### Your objective
Do any lines in the data below contain "heading"? If so, copy every one of them.

Entries from a dataset of interfaces:
╔══

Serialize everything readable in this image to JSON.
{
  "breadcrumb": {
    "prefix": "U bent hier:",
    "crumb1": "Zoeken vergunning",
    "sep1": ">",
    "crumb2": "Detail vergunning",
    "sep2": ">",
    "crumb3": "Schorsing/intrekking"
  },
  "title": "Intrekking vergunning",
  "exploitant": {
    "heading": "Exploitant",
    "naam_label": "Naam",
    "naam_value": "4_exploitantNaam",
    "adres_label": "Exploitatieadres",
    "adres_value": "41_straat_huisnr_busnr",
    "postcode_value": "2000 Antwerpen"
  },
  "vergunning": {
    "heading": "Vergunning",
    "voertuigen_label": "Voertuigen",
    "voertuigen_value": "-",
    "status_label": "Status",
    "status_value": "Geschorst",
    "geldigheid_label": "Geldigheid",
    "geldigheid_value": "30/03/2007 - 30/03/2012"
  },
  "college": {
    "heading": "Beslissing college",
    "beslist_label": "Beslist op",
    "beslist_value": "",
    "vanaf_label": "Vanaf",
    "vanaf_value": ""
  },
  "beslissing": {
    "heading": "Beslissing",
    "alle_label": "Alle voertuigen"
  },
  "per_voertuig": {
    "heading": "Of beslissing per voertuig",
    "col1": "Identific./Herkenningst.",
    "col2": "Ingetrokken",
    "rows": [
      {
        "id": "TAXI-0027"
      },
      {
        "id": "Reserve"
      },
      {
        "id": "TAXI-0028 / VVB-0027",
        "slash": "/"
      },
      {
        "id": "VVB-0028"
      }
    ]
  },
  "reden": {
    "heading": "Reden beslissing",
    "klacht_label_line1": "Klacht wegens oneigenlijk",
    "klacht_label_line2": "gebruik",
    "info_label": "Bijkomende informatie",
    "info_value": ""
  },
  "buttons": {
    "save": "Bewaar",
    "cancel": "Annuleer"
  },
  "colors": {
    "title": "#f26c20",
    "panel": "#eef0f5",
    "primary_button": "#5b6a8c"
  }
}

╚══

### Answer space
    "heading": "Exploitant",
    "heading": "Vergunning",
    "heading": "Beslissing college",
    "heading": "Beslissing",
    "heading": "Of beslissing per voertuig",
    "heading": "Reden beslissing",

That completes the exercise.